**What you need to do**
For each line below that holds "phone", return the line as it stands.
==== Data extract
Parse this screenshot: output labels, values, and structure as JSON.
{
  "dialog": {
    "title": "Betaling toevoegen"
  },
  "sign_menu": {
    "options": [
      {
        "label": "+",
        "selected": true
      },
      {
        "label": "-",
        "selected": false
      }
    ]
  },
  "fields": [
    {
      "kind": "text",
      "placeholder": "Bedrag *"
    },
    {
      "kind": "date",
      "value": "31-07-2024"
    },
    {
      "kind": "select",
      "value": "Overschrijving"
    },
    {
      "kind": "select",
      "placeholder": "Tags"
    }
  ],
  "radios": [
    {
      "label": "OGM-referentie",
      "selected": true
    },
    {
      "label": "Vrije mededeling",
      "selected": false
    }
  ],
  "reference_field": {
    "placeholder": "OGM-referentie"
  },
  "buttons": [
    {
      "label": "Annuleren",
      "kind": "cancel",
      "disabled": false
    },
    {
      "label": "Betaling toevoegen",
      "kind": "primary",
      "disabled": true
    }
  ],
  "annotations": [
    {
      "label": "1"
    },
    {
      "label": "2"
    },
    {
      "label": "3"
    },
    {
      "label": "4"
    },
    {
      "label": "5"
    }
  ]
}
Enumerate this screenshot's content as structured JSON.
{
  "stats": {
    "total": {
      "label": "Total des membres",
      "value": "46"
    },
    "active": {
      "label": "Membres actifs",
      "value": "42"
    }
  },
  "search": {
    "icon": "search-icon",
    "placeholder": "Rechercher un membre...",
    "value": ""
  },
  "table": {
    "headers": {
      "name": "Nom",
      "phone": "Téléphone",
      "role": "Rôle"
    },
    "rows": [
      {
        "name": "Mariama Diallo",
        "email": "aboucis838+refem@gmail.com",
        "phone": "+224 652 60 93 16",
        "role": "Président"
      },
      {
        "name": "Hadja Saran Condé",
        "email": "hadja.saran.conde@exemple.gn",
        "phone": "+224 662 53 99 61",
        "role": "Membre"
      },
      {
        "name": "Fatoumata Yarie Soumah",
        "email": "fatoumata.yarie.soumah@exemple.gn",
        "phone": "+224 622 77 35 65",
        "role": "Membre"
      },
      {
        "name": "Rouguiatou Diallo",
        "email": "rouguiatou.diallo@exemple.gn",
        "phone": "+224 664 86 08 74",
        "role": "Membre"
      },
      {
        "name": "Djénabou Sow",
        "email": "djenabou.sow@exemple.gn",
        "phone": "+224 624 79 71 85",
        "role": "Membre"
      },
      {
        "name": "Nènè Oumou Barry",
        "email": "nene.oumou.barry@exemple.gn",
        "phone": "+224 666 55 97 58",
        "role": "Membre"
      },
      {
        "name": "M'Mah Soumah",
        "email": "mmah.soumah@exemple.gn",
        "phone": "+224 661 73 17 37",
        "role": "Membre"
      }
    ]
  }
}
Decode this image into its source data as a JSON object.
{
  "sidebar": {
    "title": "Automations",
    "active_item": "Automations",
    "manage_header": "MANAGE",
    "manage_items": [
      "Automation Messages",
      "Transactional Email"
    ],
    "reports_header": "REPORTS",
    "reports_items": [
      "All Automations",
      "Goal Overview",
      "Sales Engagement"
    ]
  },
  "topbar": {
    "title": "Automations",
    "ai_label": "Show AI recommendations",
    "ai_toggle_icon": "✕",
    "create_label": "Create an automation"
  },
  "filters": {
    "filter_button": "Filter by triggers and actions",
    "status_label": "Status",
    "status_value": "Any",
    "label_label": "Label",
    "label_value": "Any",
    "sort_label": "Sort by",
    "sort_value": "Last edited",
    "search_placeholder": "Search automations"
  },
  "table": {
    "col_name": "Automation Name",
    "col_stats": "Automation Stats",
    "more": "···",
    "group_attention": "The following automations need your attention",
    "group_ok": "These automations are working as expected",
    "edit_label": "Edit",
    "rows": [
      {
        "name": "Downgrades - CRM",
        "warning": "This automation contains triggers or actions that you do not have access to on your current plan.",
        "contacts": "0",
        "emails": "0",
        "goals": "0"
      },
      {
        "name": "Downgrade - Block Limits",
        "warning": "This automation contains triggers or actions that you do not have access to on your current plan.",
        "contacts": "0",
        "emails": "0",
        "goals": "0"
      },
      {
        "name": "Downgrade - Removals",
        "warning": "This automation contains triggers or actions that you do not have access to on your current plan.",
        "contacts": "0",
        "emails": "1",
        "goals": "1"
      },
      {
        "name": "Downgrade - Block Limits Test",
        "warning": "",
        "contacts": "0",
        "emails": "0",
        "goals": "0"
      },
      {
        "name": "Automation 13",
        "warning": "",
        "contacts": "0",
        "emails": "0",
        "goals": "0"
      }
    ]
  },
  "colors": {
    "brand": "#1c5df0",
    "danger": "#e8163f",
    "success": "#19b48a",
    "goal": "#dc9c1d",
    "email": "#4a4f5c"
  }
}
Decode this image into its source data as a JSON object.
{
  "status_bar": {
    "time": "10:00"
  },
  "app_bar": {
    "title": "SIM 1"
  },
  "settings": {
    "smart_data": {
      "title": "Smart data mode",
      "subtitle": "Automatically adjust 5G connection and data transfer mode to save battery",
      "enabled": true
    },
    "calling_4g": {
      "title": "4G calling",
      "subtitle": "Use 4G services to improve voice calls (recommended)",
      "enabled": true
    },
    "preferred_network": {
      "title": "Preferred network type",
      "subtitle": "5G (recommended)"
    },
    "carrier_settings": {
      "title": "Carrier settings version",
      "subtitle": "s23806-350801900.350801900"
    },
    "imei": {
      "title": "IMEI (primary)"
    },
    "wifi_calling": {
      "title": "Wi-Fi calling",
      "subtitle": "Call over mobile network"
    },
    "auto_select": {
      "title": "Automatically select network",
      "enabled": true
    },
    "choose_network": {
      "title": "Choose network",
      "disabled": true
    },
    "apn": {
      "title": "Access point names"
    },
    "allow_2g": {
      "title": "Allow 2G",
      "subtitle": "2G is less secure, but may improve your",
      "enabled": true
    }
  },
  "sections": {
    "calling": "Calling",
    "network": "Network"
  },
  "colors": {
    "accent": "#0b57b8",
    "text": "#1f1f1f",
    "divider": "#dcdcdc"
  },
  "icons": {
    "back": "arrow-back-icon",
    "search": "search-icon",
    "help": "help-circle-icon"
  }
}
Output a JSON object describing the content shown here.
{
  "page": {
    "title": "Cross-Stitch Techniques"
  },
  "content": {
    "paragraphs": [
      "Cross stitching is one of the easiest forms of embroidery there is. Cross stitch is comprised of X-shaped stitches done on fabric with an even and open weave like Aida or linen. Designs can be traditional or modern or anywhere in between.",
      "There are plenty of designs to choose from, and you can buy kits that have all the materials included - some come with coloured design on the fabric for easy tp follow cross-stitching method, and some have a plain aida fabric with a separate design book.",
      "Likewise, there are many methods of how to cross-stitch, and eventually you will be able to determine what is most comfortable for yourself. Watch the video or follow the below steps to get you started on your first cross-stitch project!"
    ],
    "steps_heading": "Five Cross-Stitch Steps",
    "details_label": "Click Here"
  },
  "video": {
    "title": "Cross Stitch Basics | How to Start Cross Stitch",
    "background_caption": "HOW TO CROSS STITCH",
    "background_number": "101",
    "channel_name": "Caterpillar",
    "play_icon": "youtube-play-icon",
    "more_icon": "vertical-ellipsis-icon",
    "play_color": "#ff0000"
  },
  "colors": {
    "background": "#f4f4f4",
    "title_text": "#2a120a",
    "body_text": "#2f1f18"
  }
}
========
**Your response**
      "phone": "Téléphone",
        "phone": "+224 652 60 93 16",
        "phone": "+224 662 53 99 61",
        "phone": "+224 622 77 35 65",
        "phone": "+224 664 86 08 74",
        "phone": "+224 624 79 71 85",
        "phone": "+224 666 55 97 58",
        "phone": "+224 661 73 17 37",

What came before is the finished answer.